§ TASK DESCRIPTION
Which lines of the listing hold the string "structured"? Show each of them.

§ DATASET EXCERPTS
····················

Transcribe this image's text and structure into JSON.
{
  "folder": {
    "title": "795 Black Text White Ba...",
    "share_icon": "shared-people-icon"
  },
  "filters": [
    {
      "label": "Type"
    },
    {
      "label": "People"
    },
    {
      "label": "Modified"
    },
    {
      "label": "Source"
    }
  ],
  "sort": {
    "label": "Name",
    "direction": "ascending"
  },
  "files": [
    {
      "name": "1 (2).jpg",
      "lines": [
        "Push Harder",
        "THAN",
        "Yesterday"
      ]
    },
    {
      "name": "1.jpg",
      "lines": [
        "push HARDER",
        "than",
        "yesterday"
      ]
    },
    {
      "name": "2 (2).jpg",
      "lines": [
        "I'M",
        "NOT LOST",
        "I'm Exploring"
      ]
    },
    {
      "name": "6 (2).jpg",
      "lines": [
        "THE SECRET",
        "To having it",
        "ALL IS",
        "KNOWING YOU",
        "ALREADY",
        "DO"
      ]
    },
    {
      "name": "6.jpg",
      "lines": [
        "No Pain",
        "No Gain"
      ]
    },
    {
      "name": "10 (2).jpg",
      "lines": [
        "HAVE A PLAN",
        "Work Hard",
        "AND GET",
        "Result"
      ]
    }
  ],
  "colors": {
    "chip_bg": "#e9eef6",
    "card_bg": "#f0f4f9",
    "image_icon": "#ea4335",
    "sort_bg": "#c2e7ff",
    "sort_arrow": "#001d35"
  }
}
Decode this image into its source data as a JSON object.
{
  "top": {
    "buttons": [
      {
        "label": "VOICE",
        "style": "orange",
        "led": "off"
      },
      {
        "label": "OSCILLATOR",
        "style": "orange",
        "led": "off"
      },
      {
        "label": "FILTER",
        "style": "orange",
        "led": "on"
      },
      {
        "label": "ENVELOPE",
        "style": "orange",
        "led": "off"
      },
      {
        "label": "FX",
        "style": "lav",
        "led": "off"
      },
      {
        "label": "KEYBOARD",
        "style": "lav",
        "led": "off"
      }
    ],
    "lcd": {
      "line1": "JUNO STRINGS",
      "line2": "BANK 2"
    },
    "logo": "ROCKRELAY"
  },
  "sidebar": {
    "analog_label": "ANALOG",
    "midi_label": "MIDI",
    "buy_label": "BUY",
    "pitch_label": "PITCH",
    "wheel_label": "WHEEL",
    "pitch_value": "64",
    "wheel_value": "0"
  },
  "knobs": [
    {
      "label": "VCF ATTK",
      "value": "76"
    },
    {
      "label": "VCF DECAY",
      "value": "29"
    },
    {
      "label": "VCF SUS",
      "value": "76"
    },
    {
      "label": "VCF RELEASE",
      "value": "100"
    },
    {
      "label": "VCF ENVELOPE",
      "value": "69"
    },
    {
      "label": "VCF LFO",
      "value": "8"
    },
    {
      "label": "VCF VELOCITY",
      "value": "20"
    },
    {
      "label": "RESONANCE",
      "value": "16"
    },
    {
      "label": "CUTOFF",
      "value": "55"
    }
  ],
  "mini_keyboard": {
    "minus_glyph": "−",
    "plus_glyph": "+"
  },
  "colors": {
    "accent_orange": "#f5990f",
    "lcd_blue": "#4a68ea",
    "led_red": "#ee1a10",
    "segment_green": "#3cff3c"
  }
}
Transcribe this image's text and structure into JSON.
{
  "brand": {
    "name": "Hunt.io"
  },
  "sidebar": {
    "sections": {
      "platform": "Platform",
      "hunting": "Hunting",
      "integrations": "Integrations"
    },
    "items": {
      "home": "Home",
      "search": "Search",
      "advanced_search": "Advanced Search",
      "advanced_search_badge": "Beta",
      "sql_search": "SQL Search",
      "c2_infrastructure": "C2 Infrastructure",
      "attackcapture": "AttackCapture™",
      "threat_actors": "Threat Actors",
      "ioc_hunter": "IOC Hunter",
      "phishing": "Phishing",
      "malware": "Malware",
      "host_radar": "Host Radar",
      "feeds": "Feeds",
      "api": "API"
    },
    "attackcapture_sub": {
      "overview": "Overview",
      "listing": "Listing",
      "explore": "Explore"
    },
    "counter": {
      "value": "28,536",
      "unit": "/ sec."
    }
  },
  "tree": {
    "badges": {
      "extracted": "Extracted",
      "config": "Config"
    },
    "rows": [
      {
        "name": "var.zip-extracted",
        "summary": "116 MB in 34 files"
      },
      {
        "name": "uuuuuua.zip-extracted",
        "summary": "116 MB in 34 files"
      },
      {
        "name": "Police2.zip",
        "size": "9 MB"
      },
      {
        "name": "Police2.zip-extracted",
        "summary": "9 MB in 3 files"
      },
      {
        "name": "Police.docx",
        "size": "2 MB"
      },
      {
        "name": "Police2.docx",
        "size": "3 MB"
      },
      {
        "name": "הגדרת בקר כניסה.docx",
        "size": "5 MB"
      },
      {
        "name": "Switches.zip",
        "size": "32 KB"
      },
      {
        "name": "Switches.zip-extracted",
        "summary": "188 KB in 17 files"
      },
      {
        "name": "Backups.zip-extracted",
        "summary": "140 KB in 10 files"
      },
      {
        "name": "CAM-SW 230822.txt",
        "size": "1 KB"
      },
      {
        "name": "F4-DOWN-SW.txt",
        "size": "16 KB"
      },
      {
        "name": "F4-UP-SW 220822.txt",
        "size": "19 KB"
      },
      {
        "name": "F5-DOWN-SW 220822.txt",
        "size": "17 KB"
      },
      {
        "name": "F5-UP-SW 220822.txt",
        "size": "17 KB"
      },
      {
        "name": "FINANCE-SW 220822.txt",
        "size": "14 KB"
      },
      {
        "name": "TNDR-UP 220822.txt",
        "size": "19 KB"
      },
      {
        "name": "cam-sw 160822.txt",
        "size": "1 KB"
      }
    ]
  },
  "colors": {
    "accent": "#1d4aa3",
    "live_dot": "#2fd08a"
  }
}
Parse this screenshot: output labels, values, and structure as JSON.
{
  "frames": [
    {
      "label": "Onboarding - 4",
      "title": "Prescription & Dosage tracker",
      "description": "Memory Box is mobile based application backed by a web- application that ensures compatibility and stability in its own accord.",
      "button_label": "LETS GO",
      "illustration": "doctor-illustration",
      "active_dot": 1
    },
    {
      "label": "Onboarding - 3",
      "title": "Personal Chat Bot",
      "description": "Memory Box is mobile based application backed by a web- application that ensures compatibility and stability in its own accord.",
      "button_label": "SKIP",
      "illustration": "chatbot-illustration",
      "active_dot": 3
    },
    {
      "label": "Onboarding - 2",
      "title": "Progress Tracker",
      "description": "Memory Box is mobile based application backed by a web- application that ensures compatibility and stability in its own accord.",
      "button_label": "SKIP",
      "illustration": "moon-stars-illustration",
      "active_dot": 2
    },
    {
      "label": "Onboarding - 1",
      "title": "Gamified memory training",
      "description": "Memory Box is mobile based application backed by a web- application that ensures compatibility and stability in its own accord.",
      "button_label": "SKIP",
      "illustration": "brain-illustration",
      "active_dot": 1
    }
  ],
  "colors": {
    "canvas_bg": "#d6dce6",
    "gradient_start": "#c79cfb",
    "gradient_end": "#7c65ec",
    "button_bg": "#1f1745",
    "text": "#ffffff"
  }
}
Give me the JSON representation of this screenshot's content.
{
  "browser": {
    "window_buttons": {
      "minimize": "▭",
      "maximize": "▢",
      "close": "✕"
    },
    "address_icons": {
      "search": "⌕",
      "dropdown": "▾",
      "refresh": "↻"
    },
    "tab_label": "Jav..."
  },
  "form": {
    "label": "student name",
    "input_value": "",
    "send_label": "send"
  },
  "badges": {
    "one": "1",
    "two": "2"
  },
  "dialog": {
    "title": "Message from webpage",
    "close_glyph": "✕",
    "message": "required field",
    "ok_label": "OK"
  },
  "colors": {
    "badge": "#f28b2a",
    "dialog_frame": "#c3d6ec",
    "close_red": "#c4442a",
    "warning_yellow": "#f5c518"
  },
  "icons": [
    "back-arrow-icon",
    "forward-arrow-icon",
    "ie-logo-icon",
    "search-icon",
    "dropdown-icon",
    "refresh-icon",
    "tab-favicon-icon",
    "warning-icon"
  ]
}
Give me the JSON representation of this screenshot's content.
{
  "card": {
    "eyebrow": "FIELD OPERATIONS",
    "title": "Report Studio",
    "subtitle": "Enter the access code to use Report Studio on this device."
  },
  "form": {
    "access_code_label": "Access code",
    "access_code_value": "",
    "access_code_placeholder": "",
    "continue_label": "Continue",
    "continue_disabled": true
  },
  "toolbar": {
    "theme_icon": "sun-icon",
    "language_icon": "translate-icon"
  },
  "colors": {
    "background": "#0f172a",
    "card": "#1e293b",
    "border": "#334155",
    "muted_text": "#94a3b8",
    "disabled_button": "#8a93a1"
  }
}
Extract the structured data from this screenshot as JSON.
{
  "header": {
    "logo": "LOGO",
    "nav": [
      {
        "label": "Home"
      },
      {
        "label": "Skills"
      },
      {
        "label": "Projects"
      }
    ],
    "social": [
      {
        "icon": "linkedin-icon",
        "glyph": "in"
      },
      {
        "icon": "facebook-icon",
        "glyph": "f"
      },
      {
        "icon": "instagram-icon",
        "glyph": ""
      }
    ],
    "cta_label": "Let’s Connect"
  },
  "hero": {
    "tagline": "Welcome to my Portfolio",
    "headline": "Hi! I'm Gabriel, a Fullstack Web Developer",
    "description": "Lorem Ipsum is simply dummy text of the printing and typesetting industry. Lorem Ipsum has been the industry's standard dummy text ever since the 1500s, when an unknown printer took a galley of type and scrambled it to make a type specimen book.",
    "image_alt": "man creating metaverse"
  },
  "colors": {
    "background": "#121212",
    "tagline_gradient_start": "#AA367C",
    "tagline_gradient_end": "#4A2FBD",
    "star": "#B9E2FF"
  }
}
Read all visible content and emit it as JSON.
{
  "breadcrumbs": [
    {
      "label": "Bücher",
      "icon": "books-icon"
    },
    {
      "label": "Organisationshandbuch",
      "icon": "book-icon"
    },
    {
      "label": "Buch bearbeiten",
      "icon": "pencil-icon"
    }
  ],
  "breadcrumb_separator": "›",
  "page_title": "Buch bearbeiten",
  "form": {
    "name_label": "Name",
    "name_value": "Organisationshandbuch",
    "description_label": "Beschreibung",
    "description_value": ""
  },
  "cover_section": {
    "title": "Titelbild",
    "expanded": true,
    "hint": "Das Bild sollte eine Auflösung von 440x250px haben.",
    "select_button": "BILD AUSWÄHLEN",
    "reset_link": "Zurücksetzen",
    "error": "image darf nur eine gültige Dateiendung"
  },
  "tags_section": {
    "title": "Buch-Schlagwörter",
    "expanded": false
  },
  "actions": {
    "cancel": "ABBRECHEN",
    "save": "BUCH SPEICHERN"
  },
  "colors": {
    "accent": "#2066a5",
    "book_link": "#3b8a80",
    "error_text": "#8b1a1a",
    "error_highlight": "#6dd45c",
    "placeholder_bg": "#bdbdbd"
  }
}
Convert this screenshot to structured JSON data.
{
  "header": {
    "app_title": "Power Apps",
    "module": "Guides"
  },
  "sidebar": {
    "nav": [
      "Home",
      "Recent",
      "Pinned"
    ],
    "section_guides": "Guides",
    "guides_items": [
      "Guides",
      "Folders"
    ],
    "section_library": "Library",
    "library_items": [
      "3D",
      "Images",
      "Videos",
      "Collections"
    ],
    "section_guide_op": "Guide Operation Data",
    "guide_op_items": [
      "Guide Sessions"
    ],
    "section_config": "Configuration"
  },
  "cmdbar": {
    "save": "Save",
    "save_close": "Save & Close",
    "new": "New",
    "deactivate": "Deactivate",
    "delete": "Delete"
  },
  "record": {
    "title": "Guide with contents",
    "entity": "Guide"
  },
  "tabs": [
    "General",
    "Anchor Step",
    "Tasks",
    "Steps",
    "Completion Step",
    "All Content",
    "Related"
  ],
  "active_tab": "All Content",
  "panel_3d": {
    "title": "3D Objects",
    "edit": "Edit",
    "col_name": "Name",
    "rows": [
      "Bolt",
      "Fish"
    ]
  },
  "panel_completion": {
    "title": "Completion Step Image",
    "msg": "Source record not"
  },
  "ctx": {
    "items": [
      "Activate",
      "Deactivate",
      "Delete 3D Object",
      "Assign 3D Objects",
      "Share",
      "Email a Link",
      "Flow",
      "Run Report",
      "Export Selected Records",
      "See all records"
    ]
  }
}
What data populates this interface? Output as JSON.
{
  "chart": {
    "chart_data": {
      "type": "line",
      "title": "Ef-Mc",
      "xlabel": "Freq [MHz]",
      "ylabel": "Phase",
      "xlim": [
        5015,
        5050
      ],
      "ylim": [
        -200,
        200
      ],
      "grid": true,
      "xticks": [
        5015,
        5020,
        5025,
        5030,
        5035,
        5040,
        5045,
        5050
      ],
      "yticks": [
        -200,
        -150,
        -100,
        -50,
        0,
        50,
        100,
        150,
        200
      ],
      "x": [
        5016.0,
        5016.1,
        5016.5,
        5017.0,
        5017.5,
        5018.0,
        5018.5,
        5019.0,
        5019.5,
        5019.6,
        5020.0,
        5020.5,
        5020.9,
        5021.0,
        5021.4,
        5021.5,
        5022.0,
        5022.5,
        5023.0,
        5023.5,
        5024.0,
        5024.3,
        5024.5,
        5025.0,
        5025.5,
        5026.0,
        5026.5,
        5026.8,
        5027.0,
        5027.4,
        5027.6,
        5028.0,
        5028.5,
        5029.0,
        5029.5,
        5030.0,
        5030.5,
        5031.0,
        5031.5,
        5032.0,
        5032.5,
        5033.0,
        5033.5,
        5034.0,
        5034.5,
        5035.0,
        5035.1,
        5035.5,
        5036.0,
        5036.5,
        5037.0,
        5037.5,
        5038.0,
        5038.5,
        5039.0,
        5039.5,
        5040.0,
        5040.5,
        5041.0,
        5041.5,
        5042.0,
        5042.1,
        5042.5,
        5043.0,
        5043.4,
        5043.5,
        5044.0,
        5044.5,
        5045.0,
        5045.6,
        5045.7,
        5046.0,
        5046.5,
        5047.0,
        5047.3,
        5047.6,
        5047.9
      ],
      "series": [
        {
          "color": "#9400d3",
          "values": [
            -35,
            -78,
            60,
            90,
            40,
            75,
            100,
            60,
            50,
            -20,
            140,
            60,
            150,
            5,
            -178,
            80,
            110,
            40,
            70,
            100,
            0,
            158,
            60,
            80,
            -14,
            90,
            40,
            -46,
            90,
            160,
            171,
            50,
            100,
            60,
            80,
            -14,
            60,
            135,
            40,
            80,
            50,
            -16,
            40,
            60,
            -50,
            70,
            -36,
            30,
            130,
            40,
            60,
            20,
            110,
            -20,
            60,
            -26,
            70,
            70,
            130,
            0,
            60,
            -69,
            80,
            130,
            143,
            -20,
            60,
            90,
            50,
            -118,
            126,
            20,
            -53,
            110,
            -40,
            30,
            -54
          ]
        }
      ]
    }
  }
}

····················

§ ANSWER AREA
Extract the structured data from this screenshot as JSON.
Convert this screenshot to structured JSON data.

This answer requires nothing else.